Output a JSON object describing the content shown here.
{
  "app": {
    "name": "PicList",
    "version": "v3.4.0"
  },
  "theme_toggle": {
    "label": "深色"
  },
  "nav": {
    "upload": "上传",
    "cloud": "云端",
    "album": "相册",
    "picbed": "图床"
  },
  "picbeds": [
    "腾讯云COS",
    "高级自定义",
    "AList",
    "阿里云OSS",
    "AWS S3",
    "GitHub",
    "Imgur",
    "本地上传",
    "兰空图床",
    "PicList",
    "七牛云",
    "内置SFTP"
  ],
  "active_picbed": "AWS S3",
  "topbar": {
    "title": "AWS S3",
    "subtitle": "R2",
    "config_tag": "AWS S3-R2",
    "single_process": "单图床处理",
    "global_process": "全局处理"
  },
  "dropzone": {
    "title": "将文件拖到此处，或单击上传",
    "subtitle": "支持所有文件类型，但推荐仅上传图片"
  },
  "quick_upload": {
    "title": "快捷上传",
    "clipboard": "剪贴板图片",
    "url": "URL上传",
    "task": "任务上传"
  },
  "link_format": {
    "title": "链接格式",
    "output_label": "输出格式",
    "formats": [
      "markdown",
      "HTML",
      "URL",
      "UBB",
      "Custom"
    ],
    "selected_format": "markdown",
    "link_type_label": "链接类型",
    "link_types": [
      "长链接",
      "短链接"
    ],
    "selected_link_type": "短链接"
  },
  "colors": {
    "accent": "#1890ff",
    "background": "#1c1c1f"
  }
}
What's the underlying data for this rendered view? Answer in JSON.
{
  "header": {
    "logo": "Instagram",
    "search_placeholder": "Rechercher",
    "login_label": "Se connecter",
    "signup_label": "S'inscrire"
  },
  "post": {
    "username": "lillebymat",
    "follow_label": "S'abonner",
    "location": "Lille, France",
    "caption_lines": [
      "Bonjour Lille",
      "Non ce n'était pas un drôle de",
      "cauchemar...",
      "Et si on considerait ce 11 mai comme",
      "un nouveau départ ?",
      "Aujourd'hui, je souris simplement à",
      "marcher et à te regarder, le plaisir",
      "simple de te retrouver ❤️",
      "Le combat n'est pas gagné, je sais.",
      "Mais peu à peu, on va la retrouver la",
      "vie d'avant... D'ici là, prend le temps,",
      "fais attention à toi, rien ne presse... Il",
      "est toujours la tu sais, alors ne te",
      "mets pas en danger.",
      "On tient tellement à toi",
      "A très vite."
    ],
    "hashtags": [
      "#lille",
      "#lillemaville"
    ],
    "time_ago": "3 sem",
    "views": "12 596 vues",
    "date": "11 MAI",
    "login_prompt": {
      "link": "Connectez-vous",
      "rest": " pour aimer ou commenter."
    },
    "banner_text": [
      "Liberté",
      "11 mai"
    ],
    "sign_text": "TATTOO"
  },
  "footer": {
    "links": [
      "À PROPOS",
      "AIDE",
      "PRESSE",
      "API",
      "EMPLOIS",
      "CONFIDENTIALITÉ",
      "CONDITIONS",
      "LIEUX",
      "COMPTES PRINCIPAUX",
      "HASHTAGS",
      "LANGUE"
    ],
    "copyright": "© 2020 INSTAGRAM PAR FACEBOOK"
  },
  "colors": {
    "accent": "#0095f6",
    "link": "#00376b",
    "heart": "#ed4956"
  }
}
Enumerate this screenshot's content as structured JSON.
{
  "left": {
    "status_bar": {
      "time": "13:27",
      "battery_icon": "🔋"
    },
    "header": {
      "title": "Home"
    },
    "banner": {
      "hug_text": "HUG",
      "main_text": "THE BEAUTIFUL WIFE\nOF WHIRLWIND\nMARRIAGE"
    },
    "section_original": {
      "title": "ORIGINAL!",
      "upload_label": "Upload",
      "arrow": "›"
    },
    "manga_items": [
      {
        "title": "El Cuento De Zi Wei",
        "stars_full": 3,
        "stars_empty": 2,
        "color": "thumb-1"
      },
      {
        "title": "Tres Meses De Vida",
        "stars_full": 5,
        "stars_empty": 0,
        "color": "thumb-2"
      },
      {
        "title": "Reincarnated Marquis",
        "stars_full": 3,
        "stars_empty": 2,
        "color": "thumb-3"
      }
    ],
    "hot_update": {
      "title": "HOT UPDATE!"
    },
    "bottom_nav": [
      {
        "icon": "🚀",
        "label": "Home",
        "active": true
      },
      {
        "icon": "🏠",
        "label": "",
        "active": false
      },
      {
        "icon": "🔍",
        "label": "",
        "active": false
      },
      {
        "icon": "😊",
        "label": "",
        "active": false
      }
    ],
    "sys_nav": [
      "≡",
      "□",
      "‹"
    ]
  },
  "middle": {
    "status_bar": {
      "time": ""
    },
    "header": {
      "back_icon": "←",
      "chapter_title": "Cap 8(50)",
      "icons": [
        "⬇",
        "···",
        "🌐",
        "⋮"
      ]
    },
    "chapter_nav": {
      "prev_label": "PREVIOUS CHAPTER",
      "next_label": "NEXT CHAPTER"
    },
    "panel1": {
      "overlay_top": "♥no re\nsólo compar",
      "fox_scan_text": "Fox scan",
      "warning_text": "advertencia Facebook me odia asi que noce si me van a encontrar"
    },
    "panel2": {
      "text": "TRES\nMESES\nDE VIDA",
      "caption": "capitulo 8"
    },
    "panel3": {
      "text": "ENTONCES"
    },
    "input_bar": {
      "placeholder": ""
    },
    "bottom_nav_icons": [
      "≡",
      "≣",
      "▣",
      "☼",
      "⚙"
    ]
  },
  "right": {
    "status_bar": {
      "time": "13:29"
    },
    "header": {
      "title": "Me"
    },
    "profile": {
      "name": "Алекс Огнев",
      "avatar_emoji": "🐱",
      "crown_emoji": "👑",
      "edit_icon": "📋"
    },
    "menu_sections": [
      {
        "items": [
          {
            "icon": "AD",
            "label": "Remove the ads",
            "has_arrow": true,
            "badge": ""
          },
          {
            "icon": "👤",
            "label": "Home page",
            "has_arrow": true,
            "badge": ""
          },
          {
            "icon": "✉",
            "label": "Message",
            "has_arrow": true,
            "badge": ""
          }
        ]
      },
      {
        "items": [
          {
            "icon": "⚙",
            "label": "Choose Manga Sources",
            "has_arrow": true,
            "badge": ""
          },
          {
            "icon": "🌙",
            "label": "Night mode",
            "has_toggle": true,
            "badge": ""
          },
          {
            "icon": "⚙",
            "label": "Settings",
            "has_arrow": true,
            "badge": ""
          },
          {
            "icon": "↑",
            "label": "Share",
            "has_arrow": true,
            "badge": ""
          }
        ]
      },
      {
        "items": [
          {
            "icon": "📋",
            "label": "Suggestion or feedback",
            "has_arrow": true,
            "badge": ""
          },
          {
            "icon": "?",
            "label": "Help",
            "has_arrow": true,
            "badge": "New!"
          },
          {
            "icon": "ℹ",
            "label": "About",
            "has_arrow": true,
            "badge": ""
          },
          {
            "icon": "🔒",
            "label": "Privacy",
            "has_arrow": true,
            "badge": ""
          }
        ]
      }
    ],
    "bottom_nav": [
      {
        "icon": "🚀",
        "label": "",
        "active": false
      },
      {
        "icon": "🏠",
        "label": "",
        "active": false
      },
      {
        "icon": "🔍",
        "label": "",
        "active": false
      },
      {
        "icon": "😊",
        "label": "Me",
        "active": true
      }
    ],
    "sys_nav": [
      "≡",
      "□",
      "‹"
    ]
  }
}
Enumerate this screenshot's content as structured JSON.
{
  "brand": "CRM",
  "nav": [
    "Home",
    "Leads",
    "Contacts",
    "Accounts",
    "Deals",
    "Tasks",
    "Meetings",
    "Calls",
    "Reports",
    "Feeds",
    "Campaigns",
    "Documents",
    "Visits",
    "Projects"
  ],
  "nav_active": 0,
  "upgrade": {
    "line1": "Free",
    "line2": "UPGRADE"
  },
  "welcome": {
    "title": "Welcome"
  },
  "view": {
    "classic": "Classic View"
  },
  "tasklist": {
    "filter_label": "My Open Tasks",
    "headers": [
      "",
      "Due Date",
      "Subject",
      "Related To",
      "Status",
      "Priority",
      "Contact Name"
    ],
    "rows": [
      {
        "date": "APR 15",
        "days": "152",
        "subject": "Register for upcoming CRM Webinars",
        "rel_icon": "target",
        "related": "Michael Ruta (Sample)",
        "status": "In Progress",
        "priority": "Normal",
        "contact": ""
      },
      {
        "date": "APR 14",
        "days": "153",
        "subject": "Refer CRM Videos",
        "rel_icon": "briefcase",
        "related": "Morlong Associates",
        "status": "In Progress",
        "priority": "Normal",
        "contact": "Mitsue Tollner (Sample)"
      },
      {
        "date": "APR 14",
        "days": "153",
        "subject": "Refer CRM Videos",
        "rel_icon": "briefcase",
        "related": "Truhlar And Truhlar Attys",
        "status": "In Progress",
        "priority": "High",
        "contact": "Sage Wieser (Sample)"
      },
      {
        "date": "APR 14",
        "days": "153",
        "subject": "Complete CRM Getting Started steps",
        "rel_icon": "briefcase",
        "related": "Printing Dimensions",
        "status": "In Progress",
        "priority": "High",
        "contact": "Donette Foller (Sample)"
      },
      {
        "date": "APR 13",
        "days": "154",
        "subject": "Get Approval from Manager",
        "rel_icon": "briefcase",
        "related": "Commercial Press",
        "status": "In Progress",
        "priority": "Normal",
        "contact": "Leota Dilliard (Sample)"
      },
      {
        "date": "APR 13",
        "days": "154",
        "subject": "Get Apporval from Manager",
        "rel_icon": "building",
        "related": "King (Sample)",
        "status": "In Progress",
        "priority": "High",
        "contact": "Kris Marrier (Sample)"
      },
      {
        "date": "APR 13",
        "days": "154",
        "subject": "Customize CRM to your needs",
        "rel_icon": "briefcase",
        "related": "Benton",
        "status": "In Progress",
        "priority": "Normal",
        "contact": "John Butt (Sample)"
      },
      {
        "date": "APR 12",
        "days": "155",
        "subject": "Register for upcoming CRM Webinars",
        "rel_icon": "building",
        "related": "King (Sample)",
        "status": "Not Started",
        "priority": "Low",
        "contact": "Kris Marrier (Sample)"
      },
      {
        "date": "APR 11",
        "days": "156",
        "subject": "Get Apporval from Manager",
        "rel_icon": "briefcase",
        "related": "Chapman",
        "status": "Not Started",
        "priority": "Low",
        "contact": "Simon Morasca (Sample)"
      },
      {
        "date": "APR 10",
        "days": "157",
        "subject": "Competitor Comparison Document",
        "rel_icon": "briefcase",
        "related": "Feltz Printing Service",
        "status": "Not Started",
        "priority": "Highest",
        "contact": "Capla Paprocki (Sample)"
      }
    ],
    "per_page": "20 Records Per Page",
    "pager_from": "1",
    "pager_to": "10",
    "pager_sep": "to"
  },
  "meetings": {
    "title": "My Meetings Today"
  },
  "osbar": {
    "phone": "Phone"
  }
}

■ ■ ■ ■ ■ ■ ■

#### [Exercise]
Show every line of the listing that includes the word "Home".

#### [The completed task]
      "title": "Home"
        "label": "Home",
            "label": "Home page",
    "Home",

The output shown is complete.